| Activity |
Below is a listing; return it in full, exactly as it appears.
** Opening Given data block **
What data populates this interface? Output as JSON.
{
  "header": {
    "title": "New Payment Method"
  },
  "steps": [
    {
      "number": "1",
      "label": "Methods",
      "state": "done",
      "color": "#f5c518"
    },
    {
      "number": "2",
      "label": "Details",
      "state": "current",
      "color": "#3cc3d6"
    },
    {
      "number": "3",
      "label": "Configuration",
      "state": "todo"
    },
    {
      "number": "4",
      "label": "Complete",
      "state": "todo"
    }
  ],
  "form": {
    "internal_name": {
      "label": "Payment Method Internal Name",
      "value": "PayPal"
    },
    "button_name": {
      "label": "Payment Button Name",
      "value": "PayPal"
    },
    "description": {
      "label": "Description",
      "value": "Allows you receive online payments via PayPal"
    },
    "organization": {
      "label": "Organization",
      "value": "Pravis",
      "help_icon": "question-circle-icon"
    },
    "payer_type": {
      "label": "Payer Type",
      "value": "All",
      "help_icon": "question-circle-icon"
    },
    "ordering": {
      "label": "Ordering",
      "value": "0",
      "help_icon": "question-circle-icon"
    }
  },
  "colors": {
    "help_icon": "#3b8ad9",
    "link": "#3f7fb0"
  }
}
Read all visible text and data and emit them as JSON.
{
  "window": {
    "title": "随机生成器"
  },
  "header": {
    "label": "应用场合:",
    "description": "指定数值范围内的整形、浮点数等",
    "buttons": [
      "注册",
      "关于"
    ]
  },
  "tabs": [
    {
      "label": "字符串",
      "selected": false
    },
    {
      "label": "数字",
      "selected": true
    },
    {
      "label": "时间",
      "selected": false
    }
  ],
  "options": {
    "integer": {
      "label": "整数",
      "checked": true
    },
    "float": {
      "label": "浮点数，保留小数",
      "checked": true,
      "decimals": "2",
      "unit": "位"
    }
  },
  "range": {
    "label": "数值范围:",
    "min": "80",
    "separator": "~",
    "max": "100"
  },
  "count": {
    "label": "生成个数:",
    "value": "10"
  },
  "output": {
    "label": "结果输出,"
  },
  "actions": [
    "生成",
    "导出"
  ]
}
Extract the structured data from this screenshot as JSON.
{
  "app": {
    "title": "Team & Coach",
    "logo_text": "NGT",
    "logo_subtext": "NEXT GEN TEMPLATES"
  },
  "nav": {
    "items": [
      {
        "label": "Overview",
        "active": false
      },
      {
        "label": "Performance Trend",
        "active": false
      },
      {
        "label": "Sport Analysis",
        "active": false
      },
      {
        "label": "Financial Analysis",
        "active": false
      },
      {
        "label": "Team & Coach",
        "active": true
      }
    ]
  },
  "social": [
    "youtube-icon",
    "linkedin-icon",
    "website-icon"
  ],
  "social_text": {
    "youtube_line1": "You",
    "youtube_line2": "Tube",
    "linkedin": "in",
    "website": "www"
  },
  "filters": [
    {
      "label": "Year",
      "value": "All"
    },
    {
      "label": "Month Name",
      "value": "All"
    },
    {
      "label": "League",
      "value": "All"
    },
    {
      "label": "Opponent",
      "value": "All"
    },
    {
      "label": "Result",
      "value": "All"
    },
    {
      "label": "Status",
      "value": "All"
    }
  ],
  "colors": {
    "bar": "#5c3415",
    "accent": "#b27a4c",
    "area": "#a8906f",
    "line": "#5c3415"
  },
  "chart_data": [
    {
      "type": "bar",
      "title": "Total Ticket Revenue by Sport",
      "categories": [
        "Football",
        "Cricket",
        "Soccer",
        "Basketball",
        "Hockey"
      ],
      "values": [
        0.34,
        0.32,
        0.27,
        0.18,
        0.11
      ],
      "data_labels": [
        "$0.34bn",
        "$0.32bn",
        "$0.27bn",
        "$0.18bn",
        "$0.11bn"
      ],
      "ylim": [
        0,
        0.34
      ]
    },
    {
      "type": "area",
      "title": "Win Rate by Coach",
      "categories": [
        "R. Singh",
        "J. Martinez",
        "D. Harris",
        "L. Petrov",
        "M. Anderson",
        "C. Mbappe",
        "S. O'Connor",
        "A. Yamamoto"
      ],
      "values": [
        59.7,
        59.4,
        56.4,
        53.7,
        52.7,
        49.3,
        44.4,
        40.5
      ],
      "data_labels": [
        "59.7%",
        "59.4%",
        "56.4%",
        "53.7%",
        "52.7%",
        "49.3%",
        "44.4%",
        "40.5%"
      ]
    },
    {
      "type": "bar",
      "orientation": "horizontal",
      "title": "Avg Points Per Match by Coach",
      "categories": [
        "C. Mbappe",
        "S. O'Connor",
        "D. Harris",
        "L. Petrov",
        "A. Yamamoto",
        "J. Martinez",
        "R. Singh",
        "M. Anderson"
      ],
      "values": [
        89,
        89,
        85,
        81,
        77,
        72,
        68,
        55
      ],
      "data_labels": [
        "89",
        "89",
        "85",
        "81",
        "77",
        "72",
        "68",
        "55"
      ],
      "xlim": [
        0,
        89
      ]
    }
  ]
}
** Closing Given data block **
| Completed task |
What data populates this interface? Output as JSON.
{
  "header": {
    "title": "New Payment Method"
  },
  "steps": [
    {
      "number": "1",
      "label": "Methods",
      "state": "done",
      "color": "#f5c518"
    },
    {
      "number": "2",
      "label": "Details",
      "state": "current",
      "color": "#3cc3d6"
    },
    {
      "number": "3",
      "label": "Configuration",
      "state": "todo"
    },
    {
      "number": "4",
      "label": "Complete",
      "state": "todo"
    }
  ],
  "form": {
    "internal_name": {
      "label": "Payment Method Internal Name",
      "value": "PayPal"
    },
    "button_name": {
      "label": "Payment Button Name",
      "value": "PayPal"
    },
    "description": {
      "label": "Description",
      "value": "Allows you receive online payments via PayPal"
    },
    "organization": {
      "label": "Organization",
      "value": "Pravis",
      "help_icon": "question-circle-icon"
    },
    "payer_type": {
      "label": "Payer Type",
      "value": "All",
      "help_icon": "question-circle-icon"
    },
    "ordering": {
      "label": "Ordering",
      "value": "0",
      "help_icon": "question-circle-icon"
    }
  },
  "colors": {
    "help_icon": "#3b8ad9",
    "link": "#3f7fb0"
  }
}
Read all visible text and data and emit them as JSON.
{
  "window": {
    "title": "随机生成器"
  },
  "header": {
    "label": "应用场合:",
    "description": "指定数值范围内的整形、浮点数等",
    "buttons": [
      "注册",
      "关于"
    ]
  },
  "tabs": [
    {
      "label": "字符串",
      "selected": false
    },
    {
      "label": "数字",
      "selected": true
    },
    {
      "label": "时间",
      "selected": false
    }
  ],
  "options": {
    "integer": {
      "label": "整数",
      "checked": true
    },
    "float": {
      "label": "浮点数，保留小数",
      "checked": true,
      "decimals": "2",
      "unit": "位"
    }
  },
  "range": {
    "label": "数值范围:",
    "min": "80",
    "separator": "~",
    "max": "100"
  },
  "count": {
    "label": "生成个数:",
    "value": "10"
  },
  "output": {
    "label": "结果输出,"
  },
  "actions": [
    "生成",
    "导出"
  ]
}
Extract the structured data from this screenshot as JSON.
{
  "app": {
    "title": "Team & Coach",
    "logo_text": "NGT",
    "logo_subtext": "NEXT GEN TEMPLATES"
  },
  "nav": {
    "items": [
      {
        "label": "Overview",
        "active": false
      },
      {
        "label": "Performance Trend",
        "active": false
      },
      {
        "label": "Sport Analysis",
        "active": false
      },
      {
        "label": "Financial Analysis",
        "active": false
      },
      {
        "label": "Team & Coach",
        "active": true
      }
    ]
  },
  "social": [
    "youtube-icon",
    "linkedin-icon",
    "website-icon"
  ],
  "social_text": {
    "youtube_line1": "You",
    "youtube_line2": "Tube",
    "linkedin": "in",
    "website": "www"
  },
  "filters": [
    {
      "label": "Year",
      "value": "All"
    },
    {
      "label": "Month Name",
      "value": "All"
    },
    {
      "label": "League",
      "value": "All"
    },
    {
      "label": "Opponent",
      "value": "All"
    },
    {
      "label": "Result",
      "value": "All"
    },
    {
      "label": "Status",
      "value": "All"
    }
  ],
  "colors": {
    "bar": "#5c3415",
    "accent": "#b27a4c",
    "area": "#a8906f",
    "line": "#5c3415"
  },
  "chart_data": [
    {
      "type": "bar",
      "title": "Total Ticket Revenue by Sport",
      "categories": [
        "Football",
        "Cricket",
        "Soccer",
        "Basketball",
        "Hockey"
      ],
      "values": [
        0.34,
        0.32,
        0.27,
        0.18,
        0.11
      ],
      "data_labels": [
        "$0.34bn",
        "$0.32bn",
        "$0.27bn",
        "$0.18bn",
        "$0.11bn"
      ],
      "ylim": [
        0,
        0.34
      ]
    },
    {
      "type": "area",
      "title": "Win Rate by Coach",
      "categories": [
        "R. Singh",
        "J. Martinez",
        "D. Harris",
        "L. Petrov",
        "M. Anderson",
        "C. Mbappe",
        "S. O'Connor",
        "A. Yamamoto"
      ],
      "values": [
        59.7,
        59.4,
        56.4,
        53.7,
        52.7,
        49.3,
        44.4,
        40.5
      ],
      "data_labels": [
        "59.7%",
        "59.4%",
        "56.4%",
        "53.7%",
        "52.7%",
        "49.3%",
        "44.4%",
        "40.5%"
      ]
    },
    {
      "type": "bar",
      "orientation": "horizontal",
      "title": "Avg Points Per Match by Coach",
      "categories": [
        "C. Mbappe",
        "S. O'Connor",
        "D. Harris",
        "L. Petrov",
        "A. Yamamoto",
        "J. Martinez",
        "R. Singh",
        "M. Anderson"
      ],
      "values": [
        89,
        89,
        85,
        81,
        77,
        72,
        68,
        55
      ],
      "data_labels": [
        "89",
        "89",
        "85",
        "81",
        "77",
        "72",
        "68",
        "55"
      ],
      "xlim": [
        0,
        89
      ]
    }
  ]
}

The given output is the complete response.